Tuesday, January 26, 2010

Spring Fever

Normally I really love each of the four seasons we have here in Oklahoma.  Each one brings its own beauty but also its own unique weather problems. 

Spring is beautiful around here.  The trees begin to bud and flower, daffodils and tulips poke through the brown grass to bring forth bright and wonderful color.  The winter wheat, which has been green all winter, begins to thicken and grow tall.  The occasional spring snowfall really only adds to the beauty of it all.  The birds are beginning to sing.  March has come in like a lion and out like a lamb.  This saying is so true here in Oklahoma.  But on occasion, the lion returns.  Thunderstorms and tornadoes are quite common.  We are in tornado alley after all.  If it weren't for the destruction that they bring, their sheer power would be awe inspiring.  I have to say though, I love a good thunderstorm.  The booming thunder, the beautiful lightning, even the hail, as long as my garden isn't already in.

Summers here can be wet or dry, more often than not it's the latter of the two. There is still a danger of supercell thunderstorms and they can be brutally hot.  So hot that the water at the lake feels like bathwater and isn't the least bit refreshing.  When it does rain then you have the humidity. Days so hot and humid, walking out onto your front porch gets you soaked with perspiration. Lots of bad hair days.  If it's a dry summer, wildfires are a constant danger. With winds that "come sweeping down the plains", and grass that has dried to a crisp, they are very hard to handle. If it's a wet summer, then the fire danger is usually put off until...

...autumn. In this part of Oklahoma we don't have the great changing leaves that eastern Oklahoma enjoys, but it's better than the dried up plains of western Oklahoma. Like all of our weather, fall has many faces. It can easily be in the upper 80's to low 90's into October. I've harvested tomatoes, peppers and okra, all hot weather plants, through the middle of October.I could have even longer, but I usually decide I've had enough and finally pull up the plants. It can also snow like crazy. My daughter was born November 5, 1991. That Halloween saw one of its worst snow storms in southern Kansas where she was born and Oklahoma got an ice storm. And like I mentioned before, if it's been a wet summer that makes for a lot of tinder to catch fire in the typically dry fall.

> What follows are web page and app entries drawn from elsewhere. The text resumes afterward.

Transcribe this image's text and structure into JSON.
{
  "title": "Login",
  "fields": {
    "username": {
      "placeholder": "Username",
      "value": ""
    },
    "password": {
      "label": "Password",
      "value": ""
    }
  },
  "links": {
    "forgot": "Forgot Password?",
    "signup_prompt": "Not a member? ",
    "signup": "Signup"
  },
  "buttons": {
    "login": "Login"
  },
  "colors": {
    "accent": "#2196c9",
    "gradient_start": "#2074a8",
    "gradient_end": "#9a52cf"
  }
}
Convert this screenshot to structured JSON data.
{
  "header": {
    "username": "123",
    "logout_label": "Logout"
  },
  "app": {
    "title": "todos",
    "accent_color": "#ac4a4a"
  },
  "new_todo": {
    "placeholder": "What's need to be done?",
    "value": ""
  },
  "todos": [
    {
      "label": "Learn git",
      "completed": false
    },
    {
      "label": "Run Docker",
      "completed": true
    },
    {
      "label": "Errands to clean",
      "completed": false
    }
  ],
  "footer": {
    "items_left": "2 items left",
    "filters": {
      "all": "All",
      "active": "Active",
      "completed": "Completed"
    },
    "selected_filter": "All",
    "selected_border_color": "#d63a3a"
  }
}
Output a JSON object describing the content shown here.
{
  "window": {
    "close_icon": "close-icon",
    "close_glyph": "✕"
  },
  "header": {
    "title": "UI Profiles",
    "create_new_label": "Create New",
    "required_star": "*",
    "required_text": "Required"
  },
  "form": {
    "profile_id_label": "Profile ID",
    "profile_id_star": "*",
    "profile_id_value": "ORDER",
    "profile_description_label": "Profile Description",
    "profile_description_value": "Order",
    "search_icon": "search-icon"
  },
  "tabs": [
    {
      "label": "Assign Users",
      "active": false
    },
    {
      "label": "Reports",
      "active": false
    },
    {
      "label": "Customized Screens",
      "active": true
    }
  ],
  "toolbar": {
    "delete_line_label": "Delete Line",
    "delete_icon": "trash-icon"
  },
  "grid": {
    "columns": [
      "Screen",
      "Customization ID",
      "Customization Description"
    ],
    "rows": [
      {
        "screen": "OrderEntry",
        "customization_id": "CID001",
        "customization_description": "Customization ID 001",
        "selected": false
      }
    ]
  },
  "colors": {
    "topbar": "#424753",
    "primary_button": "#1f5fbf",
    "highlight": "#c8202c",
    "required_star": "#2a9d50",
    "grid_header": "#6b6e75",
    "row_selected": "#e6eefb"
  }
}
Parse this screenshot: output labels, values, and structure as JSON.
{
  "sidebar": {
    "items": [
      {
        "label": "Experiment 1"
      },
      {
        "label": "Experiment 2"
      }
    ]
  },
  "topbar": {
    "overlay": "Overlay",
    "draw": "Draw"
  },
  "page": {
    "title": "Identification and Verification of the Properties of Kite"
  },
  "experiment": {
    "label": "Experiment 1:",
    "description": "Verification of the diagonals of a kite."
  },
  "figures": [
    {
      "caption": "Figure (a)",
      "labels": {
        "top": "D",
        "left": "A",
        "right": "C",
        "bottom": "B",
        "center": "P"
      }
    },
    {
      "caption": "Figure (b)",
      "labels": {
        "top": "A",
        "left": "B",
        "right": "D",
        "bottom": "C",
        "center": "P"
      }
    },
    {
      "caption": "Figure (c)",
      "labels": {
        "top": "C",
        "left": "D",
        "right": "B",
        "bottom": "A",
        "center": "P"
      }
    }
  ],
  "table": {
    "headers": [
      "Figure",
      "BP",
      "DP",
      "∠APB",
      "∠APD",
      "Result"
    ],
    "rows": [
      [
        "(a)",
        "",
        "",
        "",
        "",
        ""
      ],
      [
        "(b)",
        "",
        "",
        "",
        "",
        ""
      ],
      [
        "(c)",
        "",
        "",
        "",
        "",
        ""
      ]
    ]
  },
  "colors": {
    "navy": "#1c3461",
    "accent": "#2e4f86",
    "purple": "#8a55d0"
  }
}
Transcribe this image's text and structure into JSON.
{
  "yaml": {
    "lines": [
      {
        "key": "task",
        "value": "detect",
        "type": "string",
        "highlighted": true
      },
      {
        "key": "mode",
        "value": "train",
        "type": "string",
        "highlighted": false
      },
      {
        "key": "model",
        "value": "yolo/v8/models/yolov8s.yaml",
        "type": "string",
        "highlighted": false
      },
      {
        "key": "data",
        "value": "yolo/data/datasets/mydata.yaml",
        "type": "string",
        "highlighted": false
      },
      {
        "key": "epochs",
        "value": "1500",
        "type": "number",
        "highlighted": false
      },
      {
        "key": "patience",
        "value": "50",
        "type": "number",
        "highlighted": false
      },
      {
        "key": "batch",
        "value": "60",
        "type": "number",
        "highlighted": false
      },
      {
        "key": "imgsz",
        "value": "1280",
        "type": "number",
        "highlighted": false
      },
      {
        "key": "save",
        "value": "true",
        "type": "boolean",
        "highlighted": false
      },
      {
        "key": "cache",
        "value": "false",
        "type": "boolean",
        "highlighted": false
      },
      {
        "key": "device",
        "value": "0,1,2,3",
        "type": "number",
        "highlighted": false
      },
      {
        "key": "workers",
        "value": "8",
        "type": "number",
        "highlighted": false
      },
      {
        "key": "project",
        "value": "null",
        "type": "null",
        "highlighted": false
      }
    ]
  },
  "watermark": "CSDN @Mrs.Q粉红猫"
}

Finally there's winter. For the most part, winters are pretty mild with average highs in the 40's in January, our coldest month. December 24, 2009, brought Oklahoma City its greatest one day snow total since records have been kept. In two days we are expecting a storm that may be worse. Not that we are expecting that much snow necessarily, but we are expecting from 5-15 inches. What is worse is that we could be getting a significant amount of ice earlier in the day. One good thing with this storm is that the temperatures are not supposed to stay as cold as they did with the last storm for nearly as long. We went almost three weeks at below normal temperatures, many of those days it never got above freezing. We like to joke that if we get less than four inches of snow, it will be gone the next day because it will probably be 70 degrees. And it can do just that.

Will Rogers, an Okie, said, "If you don't like the weather in Oklahoma, stick around a minute, it will change."
He was so right!

Like I said, I love all our season, but I really am ready for spring. More about that later!

1 comment:

  1. ME TOO! (That is, of course, after ski season is over...)